The shadows may have sought to envelop Paris altogether early Wednesday.
He is one of those who, when they meet Mandela, envelop him in a hug as they walk to steady the old man.
“Discord” proceeds to envelop us in this exhaustive, mind-racking debate.
He told those setting it up to push the envelop, as he thought he had limited political capital to spend from the bin Laden raid.
Her flowing dusty-rose gown seemed to envelop her—like a chiffon pup tent held up with silver sequins.
You roll down and fold from four to six times, not counting the time you envelop the butter in the dough.
She was silent a moment, pondering, hesitation and confusion seeming to envelop her.
"Then here is the will," said Hatchie, handing him the packet, which he had taken the precaution to envelop in oil-cloth.
The dark brown folds seemed to envelop the face of the earth.
What need to envelop a good case in a web of obvious romance?
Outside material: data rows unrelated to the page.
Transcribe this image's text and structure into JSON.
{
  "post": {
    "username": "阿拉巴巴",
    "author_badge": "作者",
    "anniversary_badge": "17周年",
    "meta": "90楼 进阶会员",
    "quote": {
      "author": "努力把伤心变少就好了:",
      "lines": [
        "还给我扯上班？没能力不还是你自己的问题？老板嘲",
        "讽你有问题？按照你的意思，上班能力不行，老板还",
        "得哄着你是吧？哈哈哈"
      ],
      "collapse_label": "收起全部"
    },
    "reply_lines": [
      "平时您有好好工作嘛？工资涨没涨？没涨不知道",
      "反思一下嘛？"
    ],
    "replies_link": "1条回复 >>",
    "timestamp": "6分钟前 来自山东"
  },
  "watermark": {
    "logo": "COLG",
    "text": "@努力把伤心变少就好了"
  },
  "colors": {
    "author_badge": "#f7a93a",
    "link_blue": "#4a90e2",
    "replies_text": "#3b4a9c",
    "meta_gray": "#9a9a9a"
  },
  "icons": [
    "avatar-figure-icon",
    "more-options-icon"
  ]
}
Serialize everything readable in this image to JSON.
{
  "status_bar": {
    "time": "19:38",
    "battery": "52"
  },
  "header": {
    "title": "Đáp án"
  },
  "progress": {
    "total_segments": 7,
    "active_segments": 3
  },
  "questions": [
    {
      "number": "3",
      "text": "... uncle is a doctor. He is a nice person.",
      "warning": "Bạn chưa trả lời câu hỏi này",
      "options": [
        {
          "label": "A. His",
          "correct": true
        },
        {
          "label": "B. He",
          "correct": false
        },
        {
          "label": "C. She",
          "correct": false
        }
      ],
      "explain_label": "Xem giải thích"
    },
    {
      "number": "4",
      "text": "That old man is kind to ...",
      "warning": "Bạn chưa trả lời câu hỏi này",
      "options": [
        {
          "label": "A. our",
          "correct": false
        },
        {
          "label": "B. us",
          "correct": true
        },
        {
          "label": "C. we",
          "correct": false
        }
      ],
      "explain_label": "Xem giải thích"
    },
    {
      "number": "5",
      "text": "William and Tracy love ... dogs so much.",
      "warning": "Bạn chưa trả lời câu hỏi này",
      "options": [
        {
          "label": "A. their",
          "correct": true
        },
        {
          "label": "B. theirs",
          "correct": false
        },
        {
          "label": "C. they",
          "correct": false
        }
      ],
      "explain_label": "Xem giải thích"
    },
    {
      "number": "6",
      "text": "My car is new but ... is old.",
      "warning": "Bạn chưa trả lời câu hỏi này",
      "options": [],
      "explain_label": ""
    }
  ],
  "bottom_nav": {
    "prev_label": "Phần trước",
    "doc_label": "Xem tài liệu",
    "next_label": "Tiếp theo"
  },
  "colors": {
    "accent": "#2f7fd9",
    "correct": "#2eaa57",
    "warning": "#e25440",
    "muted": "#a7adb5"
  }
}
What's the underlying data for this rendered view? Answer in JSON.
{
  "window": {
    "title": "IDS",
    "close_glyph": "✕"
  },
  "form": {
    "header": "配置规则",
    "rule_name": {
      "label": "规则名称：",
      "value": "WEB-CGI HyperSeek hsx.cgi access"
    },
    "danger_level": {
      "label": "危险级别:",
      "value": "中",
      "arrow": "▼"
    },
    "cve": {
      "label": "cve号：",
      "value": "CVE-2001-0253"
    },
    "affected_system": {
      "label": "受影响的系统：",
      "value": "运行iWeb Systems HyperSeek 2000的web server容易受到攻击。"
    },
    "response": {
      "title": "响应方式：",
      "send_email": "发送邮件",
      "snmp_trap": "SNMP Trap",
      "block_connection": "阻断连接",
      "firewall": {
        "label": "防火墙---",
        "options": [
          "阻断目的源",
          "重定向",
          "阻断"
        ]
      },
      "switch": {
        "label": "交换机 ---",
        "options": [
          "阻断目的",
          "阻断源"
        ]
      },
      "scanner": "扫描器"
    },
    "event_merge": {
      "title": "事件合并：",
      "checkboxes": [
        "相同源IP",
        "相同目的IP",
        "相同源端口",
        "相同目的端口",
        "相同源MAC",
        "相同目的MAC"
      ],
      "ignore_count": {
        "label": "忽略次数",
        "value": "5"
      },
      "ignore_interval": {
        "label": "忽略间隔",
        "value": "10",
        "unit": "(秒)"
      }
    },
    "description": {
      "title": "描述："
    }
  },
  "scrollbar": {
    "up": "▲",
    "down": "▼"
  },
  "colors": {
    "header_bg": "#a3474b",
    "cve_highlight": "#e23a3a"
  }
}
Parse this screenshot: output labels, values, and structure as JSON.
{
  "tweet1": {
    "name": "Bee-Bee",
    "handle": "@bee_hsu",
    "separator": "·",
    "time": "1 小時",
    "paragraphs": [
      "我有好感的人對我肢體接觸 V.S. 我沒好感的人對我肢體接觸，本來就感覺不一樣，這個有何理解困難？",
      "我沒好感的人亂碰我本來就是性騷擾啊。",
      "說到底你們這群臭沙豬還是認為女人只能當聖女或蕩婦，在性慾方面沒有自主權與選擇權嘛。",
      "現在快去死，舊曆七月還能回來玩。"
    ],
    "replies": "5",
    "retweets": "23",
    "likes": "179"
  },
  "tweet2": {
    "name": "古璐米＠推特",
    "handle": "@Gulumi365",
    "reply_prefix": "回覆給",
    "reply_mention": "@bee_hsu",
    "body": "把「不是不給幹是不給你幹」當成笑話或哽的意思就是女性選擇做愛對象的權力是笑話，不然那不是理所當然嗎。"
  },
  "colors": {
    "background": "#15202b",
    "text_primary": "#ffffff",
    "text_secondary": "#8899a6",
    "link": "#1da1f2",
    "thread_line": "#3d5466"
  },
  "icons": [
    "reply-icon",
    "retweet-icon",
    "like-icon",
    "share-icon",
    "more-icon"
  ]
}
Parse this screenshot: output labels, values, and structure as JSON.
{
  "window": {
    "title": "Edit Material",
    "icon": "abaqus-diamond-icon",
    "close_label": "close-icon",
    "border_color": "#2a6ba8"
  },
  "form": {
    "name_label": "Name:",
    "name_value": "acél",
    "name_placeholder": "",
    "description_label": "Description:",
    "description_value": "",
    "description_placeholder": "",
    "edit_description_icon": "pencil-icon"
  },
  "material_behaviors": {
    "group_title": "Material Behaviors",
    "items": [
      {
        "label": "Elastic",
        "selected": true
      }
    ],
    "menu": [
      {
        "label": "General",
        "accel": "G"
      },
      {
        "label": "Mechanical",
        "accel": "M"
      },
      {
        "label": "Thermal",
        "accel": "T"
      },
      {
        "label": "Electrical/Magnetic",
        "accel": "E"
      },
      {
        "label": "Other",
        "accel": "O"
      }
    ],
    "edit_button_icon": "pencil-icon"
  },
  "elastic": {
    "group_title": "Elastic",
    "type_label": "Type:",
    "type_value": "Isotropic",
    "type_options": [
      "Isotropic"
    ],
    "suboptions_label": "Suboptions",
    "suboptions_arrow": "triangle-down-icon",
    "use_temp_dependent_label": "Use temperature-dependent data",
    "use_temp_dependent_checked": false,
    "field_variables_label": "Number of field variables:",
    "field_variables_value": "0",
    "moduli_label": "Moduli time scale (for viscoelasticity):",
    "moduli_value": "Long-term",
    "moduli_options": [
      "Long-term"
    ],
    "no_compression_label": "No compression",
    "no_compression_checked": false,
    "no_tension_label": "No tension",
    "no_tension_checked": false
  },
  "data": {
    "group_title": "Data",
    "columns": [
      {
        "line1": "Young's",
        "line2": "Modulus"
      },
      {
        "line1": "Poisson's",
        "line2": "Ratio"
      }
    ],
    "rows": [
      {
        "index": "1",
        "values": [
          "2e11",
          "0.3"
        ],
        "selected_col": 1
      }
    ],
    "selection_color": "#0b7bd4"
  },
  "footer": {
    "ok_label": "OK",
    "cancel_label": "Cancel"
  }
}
late 14c., envolupen, "be involved in," from Old French envoleper (10c., Modern French envelopper) "envelop, cover; fold up," from en- "in" (see en- (1)) + voloper "wrap up," of uncertain origin, perhaps Celtic (see Gamillscheg, Diez). Literal sense is from 1580s. Related: Enveloped; enveloping.